In Mueller Clash, Trump May Define What Presidential Power Means
(Bloomberg) -- If Donald Trump prevails in his clash with Special Counsel Robert Mueller, one of his legacies may be to redefine the limits of presidential power -- a constitutional concept so amorphous that even his own lawyers’ views on the matter appear to evolve.
A private letter from Trump’s legal team to Mueller, written in January, asserted what amounts to an unlimited right to halt federal investigations and issue pardons, concluding that a president cannot obstruct justice.
"The true extent of presidential power has not been tested because most presidents have avoided going to the outer extent of that power," Harry Sandick, a former prosecutor with the U.S. attorney for the Southern District of New York and now a white-collar defense lawyer, said in a telephone interview. "If this goes to court, I guess we’ll find out."
Focused largely on Trump’s firing of James Comey as director of the Federal Bureau of Investigation and its impact on the probe into Russian meddling in the 2016 election, the memo takes a sweeping view of the president’s constitutional authority as the nation’s chief law enforcement officer. The memo was obtained and published Saturday by the New York Times.
"The President cannot obstruct himself or subordinates acting on his behalf by simply exercising these inherent Constitutional powers," John Dowd and Jay Sekulow wrote in the letter.
Trump can’t obstruct justice, as “that would amount to him obstructing himself,” Dowd and Sekulow argued.
Rudy Giuliani, who replaced Dowd as Trump’s lawyer after the letter was written, demurred when asked on ABC’s “This Week” program Sunday whether the president’s power to end a criminal investigation into his own conduct is unlimited. He said such authority may not apply to murder and bribery cases.
Giuliani agreed with the letter’s finding that Trump has unlimited power to pardon while saying, in a separate appearance on NBC’s "Meet the Press," that pardoning himself would probably lead to impeachment. Asked whether a president can’t obstruct justice, Giuliani said he doesn’t know how a court would resolve that question and “you never want to say he can’t ever because you open too wide a flood gate.”
The letter is "pretty extraordinary" in that it states an action that would otherwise be illegal isn’t illegal when a president does it, former Manhattan federal prosecutor Mimi Rocah said.

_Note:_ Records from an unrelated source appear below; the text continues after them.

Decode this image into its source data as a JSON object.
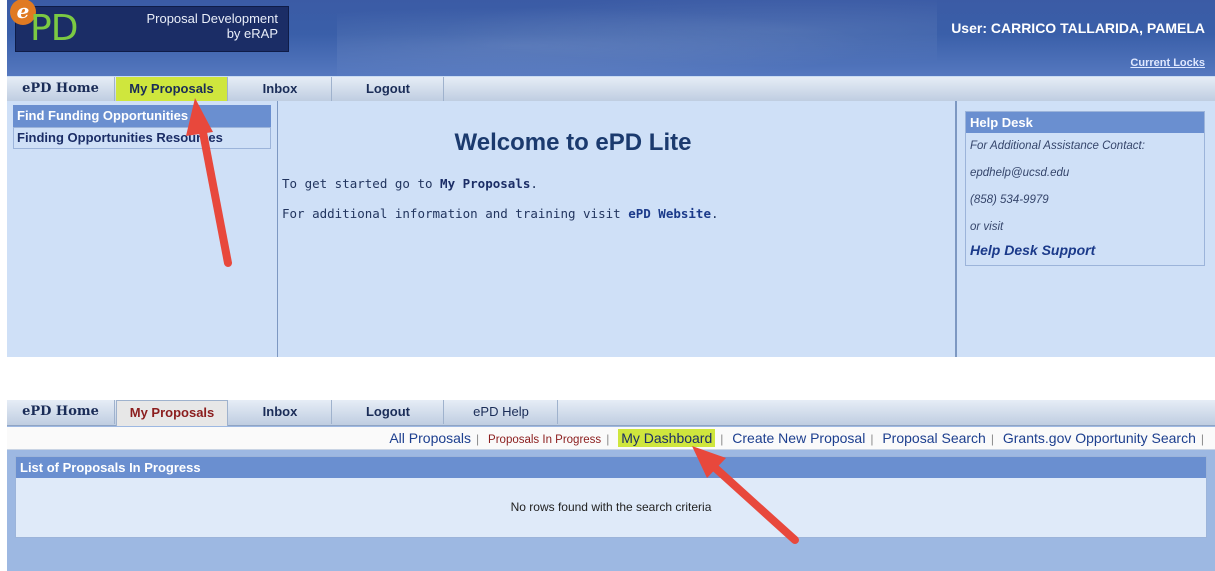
{
  "top": {
    "logo": {
      "letter": "e",
      "product": "PD",
      "title_line1": "Proposal Development",
      "title_line2": "by eRAP"
    },
    "user": "User:  CARRICO TALLARIDA, PAMELA",
    "current_locks": "Current Locks",
    "nav": [
      "ePD Home",
      "My Proposals",
      "Inbox",
      "Logout"
    ],
    "left_links": [
      "Find Funding Opportunities",
      "Finding Opportunities Resources"
    ],
    "welcome": "Welcome to ePD Lite",
    "line1_prefix": "To get started go to ",
    "line1_link": "My Proposals",
    "line1_suffix": ".",
    "line2_prefix": "For additional information and training visit ",
    "line2_link": "ePD Website",
    "line2_suffix": ".",
    "help": {
      "title": "Help Desk",
      "contact": "For Additional Assistance Contact:",
      "email": "epdhelp@ucsd.edu",
      "phone": "(858) 534-9979",
      "or_visit": "or visit",
      "support_link": "Help Desk Support"
    }
  },
  "bottom": {
    "nav": [
      "ePD Home",
      "My Proposals",
      "Inbox",
      "Logout",
      "ePD Help"
    ],
    "sub_nav": [
      "All Proposals",
      "Proposals In Progress",
      "My Dashboard",
      "Create New Proposal",
      "Proposal Search",
      "Grants.gov Opportunity Search"
    ],
    "list_title": "List of Proposals In Progress",
    "no_rows": "No rows found with the search criteria"
  },
  "colors": {
    "highlight": "#cfe63d",
    "arrow": "#e8483c",
    "panel_header": "#6a8fd0"
  }
}
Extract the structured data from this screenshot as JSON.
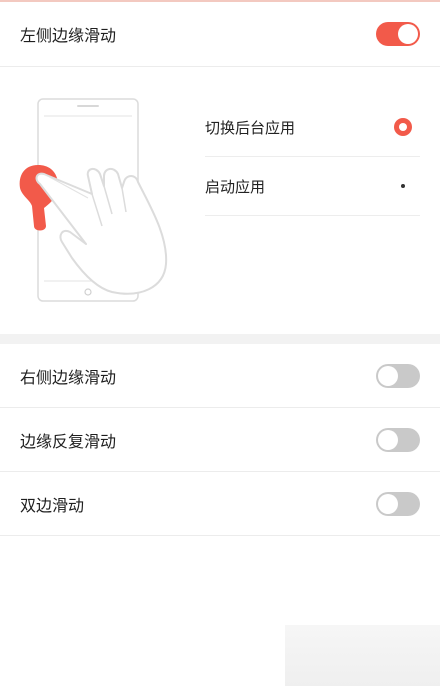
{
  "left_edge": {
    "label": "左侧边缘滑动",
    "enabled": true
  },
  "left_edge_options": [
    {
      "label": "切换后台应用",
      "selected": true
    },
    {
      "label": "启动应用",
      "selected": false
    }
  ],
  "other_settings": [
    {
      "label": "右侧边缘滑动",
      "enabled": false
    },
    {
      "label": "边缘反复滑动",
      "enabled": false
    },
    {
      "label": "双边滑动",
      "enabled": false
    }
  ],
  "colors": {
    "accent": "#f25a4a",
    "toggle_off": "#c9c9c9",
    "divider": "#ececec"
  },
  "icons": {
    "illustration": "phone-edge-swipe-hand-illustration"
  }
}
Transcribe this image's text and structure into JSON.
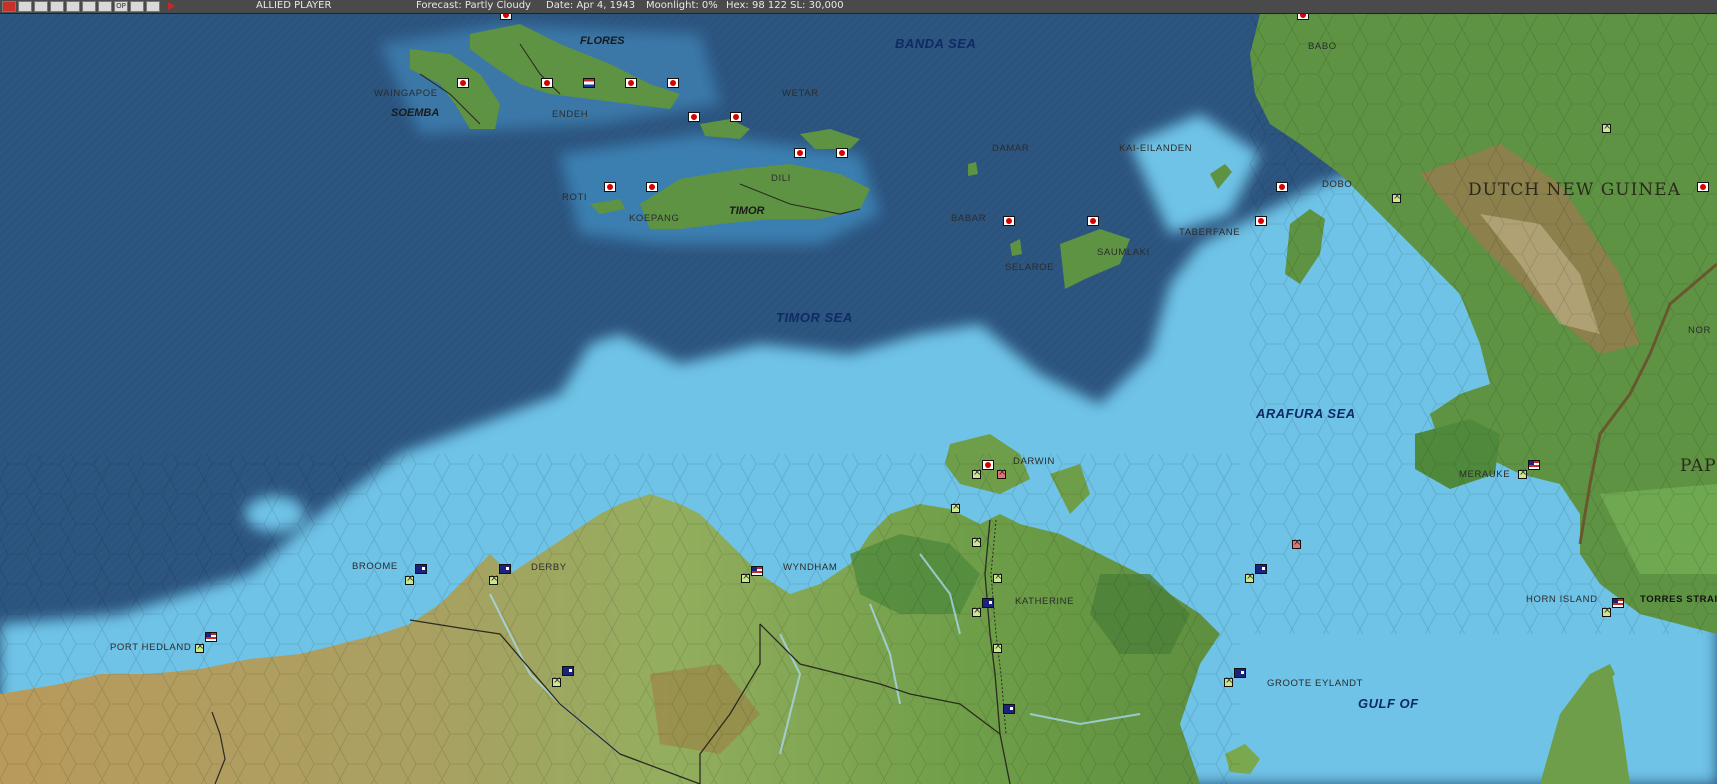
{
  "toolbar": {
    "buttons": [
      {
        "icon": "flag-icon"
      },
      {
        "icon": "ship-icon"
      },
      {
        "icon": "aircraft-icon"
      },
      {
        "icon": "base-icon"
      },
      {
        "icon": "unit-icon"
      },
      {
        "icon": "globe-icon"
      },
      {
        "icon": "intel-icon"
      },
      {
        "label": "OP"
      },
      {
        "icon": "report-icon"
      },
      {
        "icon": "save-icon"
      }
    ],
    "side": "ALLIED PLAYER",
    "forecast": "Forecast: Partly Cloudy",
    "date": "Date: Apr 4, 1943",
    "moonlight": "Moonlight: 0%",
    "hex": "Hex: 98 122  SL: 30,000"
  },
  "map": {
    "seas": [
      {
        "name": "BANDA SEA"
      },
      {
        "name": "TIMOR SEA"
      },
      {
        "name": "ARAFURA SEA"
      },
      {
        "name": "GULF OF"
      }
    ],
    "islands": [
      {
        "name": "FLORES"
      },
      {
        "name": "SOEMBA"
      },
      {
        "name": "TIMOR"
      }
    ],
    "regions": [
      {
        "name": "DUTCH NEW GUINEA"
      },
      {
        "name": "PAPUA"
      }
    ],
    "towns": [
      {
        "name": "WAINGAPOE"
      },
      {
        "name": "ENDEH"
      },
      {
        "name": "WETAR"
      },
      {
        "name": "DILI"
      },
      {
        "name": "ROTI"
      },
      {
        "name": "KOEPANG"
      },
      {
        "name": "DAMAR"
      },
      {
        "name": "KAI-EILANDEN"
      },
      {
        "name": "BABO"
      },
      {
        "name": "DOBO"
      },
      {
        "name": "BABAR"
      },
      {
        "name": "SAUMLAKI"
      },
      {
        "name": "TABERFANE"
      },
      {
        "name": "SELAROE"
      },
      {
        "name": "NOR"
      },
      {
        "name": "DARWIN"
      },
      {
        "name": "MERAUKE"
      },
      {
        "name": "BROOME"
      },
      {
        "name": "DERBY"
      },
      {
        "name": "WYNDHAM"
      },
      {
        "name": "KATHERINE"
      },
      {
        "name": "HORN ISLAND"
      },
      {
        "name": "TORRES STRAI"
      },
      {
        "name": "PORT HEDLAND"
      },
      {
        "name": "GROOTE EYLANDT"
      }
    ],
    "colors": {
      "deep_sea": "#2a4f78",
      "shallow_sea": "#6ec3e6",
      "land_green": "#6f9e4a",
      "land_desert": "#b99b5e",
      "japanese": "#d50000",
      "australian": "#1a237e"
    }
  }
}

"If he and his lawyers persist with these types of arguments, it will end up being decided in the courts over a subpoena to testify or in Congress where impeachment, if nothing else, must place some limits on abuses of presidential powers," Rocah said.
The letter pushes a theory, popular with conservative legal theorists, that a president’s power allows him to issue pardons for any reason, end probes into friends and open investigations into enemies, Sandick said. Under that theory, the only check on that power is impeachment.
"No president has stated it so boldly as this letter states it," Sandick said.
In the letter, Dowd and Sekulow set out their position on Mueller’s ability to force Trump to testify if they can’t work out terms for a voluntary interview: "As you know, under our system of government, the President is not readily available to be interviewed.”
The underpinning of their position is a 1997 ruling from the Washington federal appeals court on the issue of executive privilege, the idea that the president and other executive-branch officials are protected from being forced by courts to provide evidence in many circumstances. In that case, the court ruled in a probe involving former U.S. Agriculture Secretary Mike Espy that the White House counsel ’s notes from its own investigation of Espy were covered by executive privilege.
The only time the privilege concept has been tested in court about a sitting president also involved materials rather than testimony. The U.S. Supreme Court in 1974 ruled that Richard Nixon was required to turn over audio tapes and other material subpoenaed in the Watergate investigation. Nixon later resigned to avoid being removed from office by the Senate in an impeachment trial.
Former President Bill Clinton testified under oath rather than fight a subpoena, which his lawyers concluded would be a worse outcome,. That case related to a sexual-harassment lawsuit filed against Clinton by former Arkansas state employee Paula Jones. While the Supreme Court eventually ruled a sitting president could be subpoenaed, its ruling applied only to actions before the president took office.
Trump’s lawyers claim Mueller would have to show specifically how the president’s testimony would be necessary to the probe and why the information can’t be obtained from other sources, both of which were cited in the Espy ruling. They argued the special counsel already has what he needs from the reams of documents he’s been provided and from interviews with campaign and White House staff.
In an email, Harvard Law School Professor Laurence Tribe, a frequent critic of Trump, called the letter "flatly wrong legally and indefensible constitutionally."
"Trump’s lawyers’ sweepingly Nixonian claim of unbounded presidential power is inconsistent with the core American principle that no-one is above the law," Tribe wrote on Twitter. "It would mean that even pardoning someone in return for a bribe is just fine. That’s simply wrong."
©2018 Bloomberg L.P.